This love we have for the A406 is as deep as veins. It is mundanity, routine, there’s always a lot of smog, traffic and road works but there is a soulfulness to the stained concrete, an earnest insistence to take us home. 


Tell me how to exist in a country which centres its binaries, its body as ‘normal’, its race which it denies, its white saviour narratives (yeahyeahyeah we have Black characters—they’re the judge and the headteacher, no they don’t say anything, they don’t need to—we got them in positions of authority and they don’t impact the plot whatsoever, it’s a win win win!) which when challenged will police you (excuse me, did you miss the white fragility tape across my feelings) and if you carry on speaking retaliates (are you calling me racist? Shut up, be grateful we even let you in in the first place, if you don’t like it you can fuck off back to your own country) but you’ve got nowhere else to go, if you must protest against its tyranny, commands you protest politely (but please do not exhibit any violence, because those people will delegitimise the whole movement, however you do have a point but if you could speak a little lower please we might do something about it but as you are shouting and you have frightened Susan with your aggression you better report to my office so Karen and I can speak to you about how we conduct ourselves here), objectifies your body by rendering you visible and invisible all lumped together neatly under BAME erasing everyone, where your very existence is weaponised against you and your communities and one another’s communities in ways you struggle to articulate, where some of you are labelled ‘model immigrants’ and the rest as (well they’ve always been a bit shit haven’t they—a bit lazy, a bit secretive, a bit themselves-to-themselves, not like the Indians or the Chinese), where we are forced to clamber desperately over one another, which means positioning yourself as far away from Blackness as possible as survival is determined by your proximity to whiteness within the white supremacist structure, which portions out its benefaction like a miser all the while protecting its colonial centre, its tentacles reaching out to the very canyons of our minds, all of us suspended on a knife’s edge, screaming not me this time. 

Sheena Patel

Sheena Patel is a poet and assistant director for film and TV who was born and raised in North West London. She is part of the 4 BROWN GIRLS WHO WRITE collective, has been published in a poetry collection of the same name (FEM Press 2018), in SLAM! You’re Gonna Wanna Hear This chosen by Nikita Gill (PanMacmillan 2020) and She Will Soar edited by Ana Sampson (PanMacmillan 2020). This is her first solo publication.

4 BROWN GIRLS WHO WRITE are a poetry collective and sisterhood made up of Roshni Goyate, Sharan Hunjan, Sheena Patel and Sunnah Khan. 

The collective was born on the waters of the Thames in 2017 where Sheena gathered friends on a boat to share in creativity and vulnerability.

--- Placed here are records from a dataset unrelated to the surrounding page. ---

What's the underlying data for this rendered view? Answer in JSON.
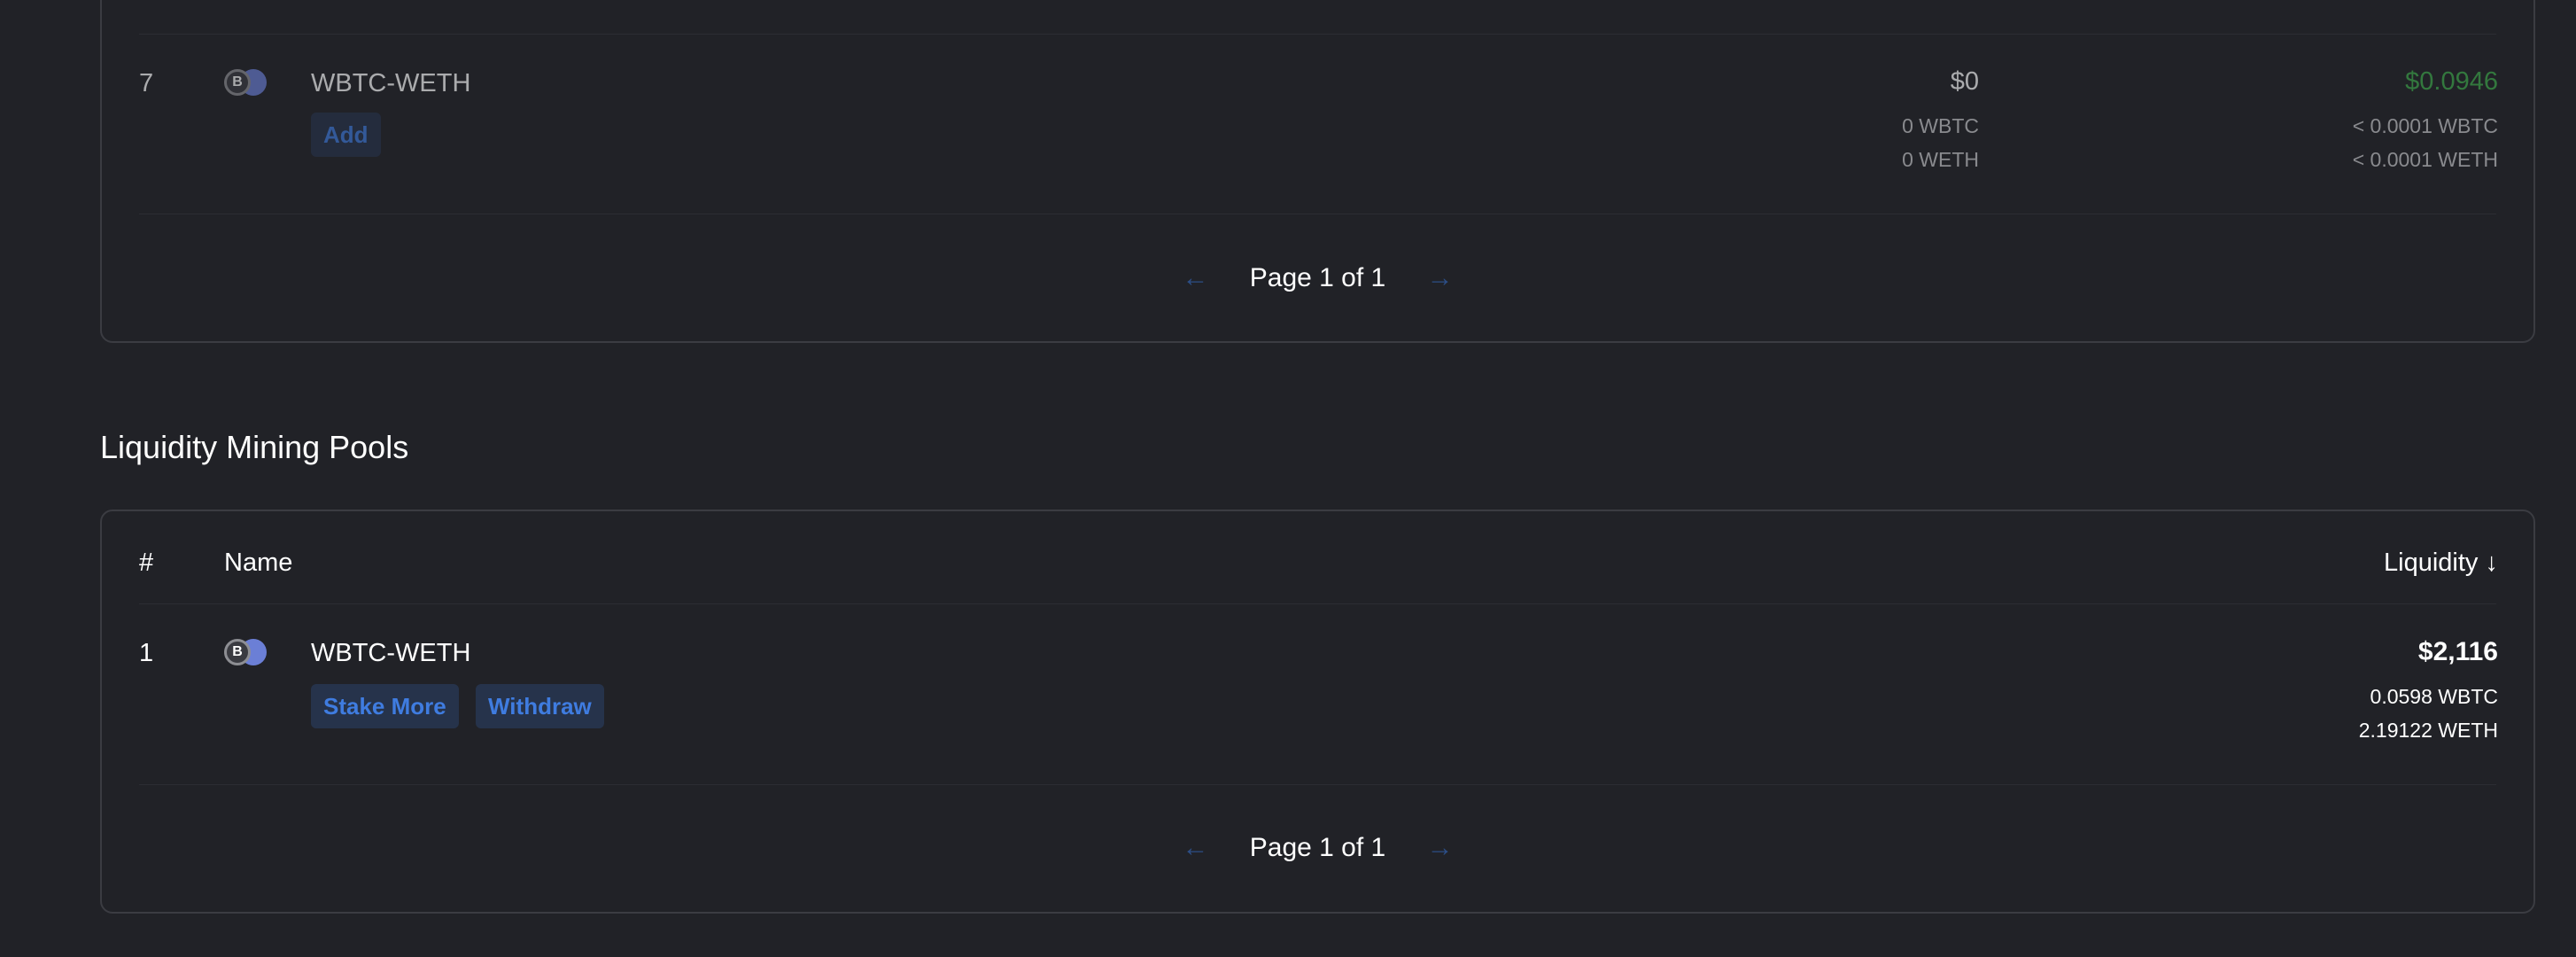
{
  "top_table": {
    "row": {
      "rank": "7",
      "pair": "WBTC-WETH",
      "coin_a_glyph": "B",
      "add_label": "Add",
      "value": "$0",
      "value_token_a": "0 WBTC",
      "value_token_b": "0 WETH",
      "fees": "$0.0946",
      "fees_token_a": "< 0.0001 WBTC",
      "fees_token_b": "< 0.0001 WETH"
    },
    "pagination": {
      "prev_glyph": "←",
      "label": "Page 1 of 1",
      "next_glyph": "→"
    }
  },
  "mining_section": {
    "title": "Liquidity Mining Pools",
    "headers": {
      "rank": "#",
      "name": "Name",
      "liquidity": "Liquidity ↓"
    },
    "row": {
      "rank": "1",
      "pair": "WBTC-WETH",
      "coin_a_glyph": "B",
      "stake_more_label": "Stake More",
      "withdraw_label": "Withdraw",
      "liquidity": "$2,116",
      "token_a": "0.0598 WBTC",
      "token_b": "2.19122 WETH"
    },
    "pagination": {
      "prev_glyph": "←",
      "label": "Page 1 of 1",
      "next_glyph": "→"
    }
  },
  "colors": {
    "background": "#212227",
    "border": "#3b3c42",
    "button_bg": "#26334b",
    "button_text": "#3f7ce0",
    "positive": "#2f8a3c"
  },
  "icons": [
    "wbtc-coin-icon",
    "weth-coin-icon",
    "arrow-left-icon",
    "arrow-right-icon",
    "sort-down-icon"
  ]
}
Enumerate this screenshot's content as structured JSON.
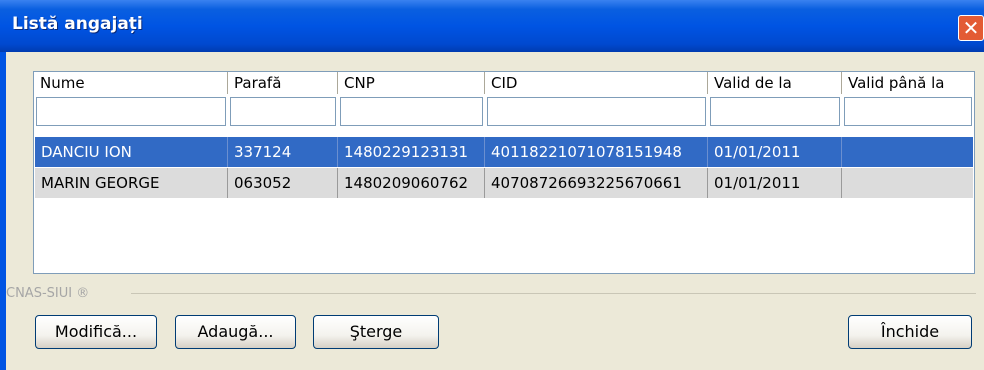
{
  "window": {
    "title": "Listă angajați",
    "close_symbol": "✕"
  },
  "grid": {
    "columns": [
      "Nume",
      "Parafă",
      "CNP",
      "CID",
      "Valid de la",
      "Valid până la"
    ],
    "rows": [
      {
        "selected": true,
        "cells": [
          "DANCIU ION",
          "337124",
          "1480229123131",
          "40118221071078151948",
          "01/01/2011",
          ""
        ]
      },
      {
        "selected": false,
        "cells": [
          "MARIN GEORGE",
          "063052",
          "1480209060762",
          "40708726693225670661",
          "01/01/2011",
          ""
        ]
      }
    ]
  },
  "footer": {
    "brand": "CNAS-SIUI ®"
  },
  "buttons": {
    "modify": "Modifică...",
    "add": "Adaugă...",
    "delete": "Şterge",
    "close": "Închide"
  },
  "colors": {
    "title_bar": "#0054e3",
    "selection": "#316ac5",
    "row_normal": "#dcdcdc"
  }
}
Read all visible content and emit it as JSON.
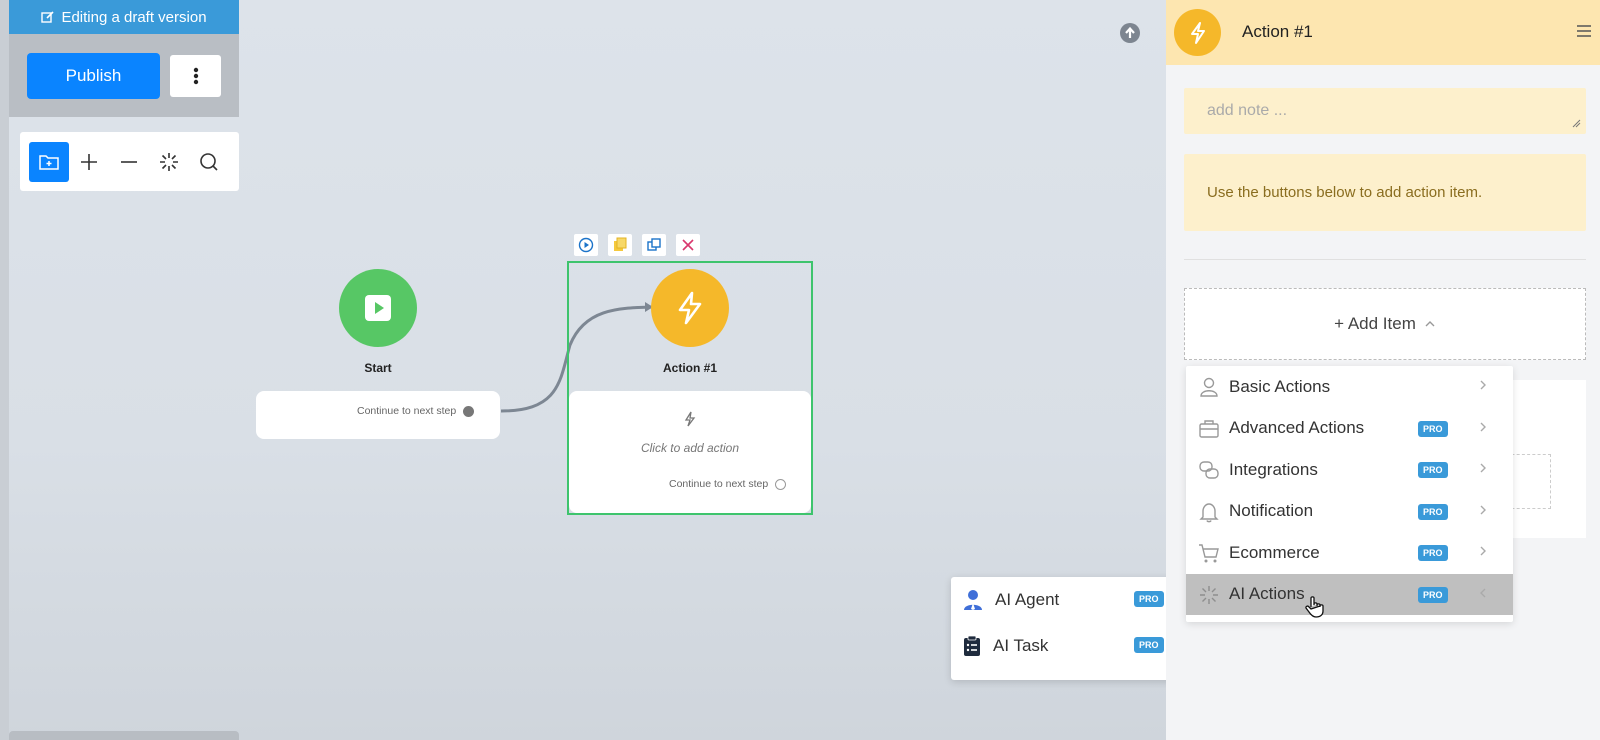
{
  "draft": {
    "label": "Editing a draft version"
  },
  "toolbar": {
    "publish_label": "Publish"
  },
  "canvas": {
    "start_node": {
      "title": "Start",
      "continue": "Continue to next step"
    },
    "action_node": {
      "title": "Action #1",
      "click_add": "Click to add action",
      "continue": "Continue to next step"
    }
  },
  "submenu": {
    "items": [
      {
        "label": "AI Agent",
        "badge": "PRO",
        "icon": "ai-agent-icon"
      },
      {
        "label": "AI Task",
        "badge": "PRO",
        "icon": "clipboard-list-icon"
      }
    ]
  },
  "panel": {
    "title": "Action #1",
    "note_placeholder": "add note ...",
    "info": "Use the buttons below to add action item.",
    "add_item": "+ Add Item",
    "menu": [
      {
        "label": "Basic Actions",
        "badge": "",
        "icon": "user-icon"
      },
      {
        "label": "Advanced Actions",
        "badge": "PRO",
        "icon": "briefcase-icon"
      },
      {
        "label": "Integrations",
        "badge": "PRO",
        "icon": "integrations-icon"
      },
      {
        "label": "Notification",
        "badge": "PRO",
        "icon": "bell-icon"
      },
      {
        "label": "Ecommerce",
        "badge": "PRO",
        "icon": "cart-icon"
      },
      {
        "label": "AI Actions",
        "badge": "PRO",
        "icon": "sparkle-icon"
      }
    ]
  },
  "colors": {
    "accent": "#0a84ff",
    "start": "#57c765",
    "action": "#f5b82a",
    "pro": "#3a9ad9",
    "frame": "#3ec46d"
  }
}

The four found resonance in each other’s voices and formed a WhatsApp group that became a safe place to share and receive each other’s writing.

Their first collection of poetry was published in 2018 by FEM Press and recommended by Forward Prize shortlisted poet Shivanee Ramlochan. They went on to open for T.S. Eliot prize winner Roger Robinson at the 2019 Stoke Newington Literary Festival and took a 5 star sell-out show to the Edinburgh Fringe Festival that same year where they also showcased other Black and Brown artists—upholding their principle of creating circles not pyramids in dismantling the exclusionary nature of artistic space.

They are a harbour and a sisterhood—each other’s biggest fans and fairest critics. This is their first collective offering of solo works.

4 BROWN GIRLS WHO WRITE includes four individual pamphlets enclosed in a specially designed wrap – buy here!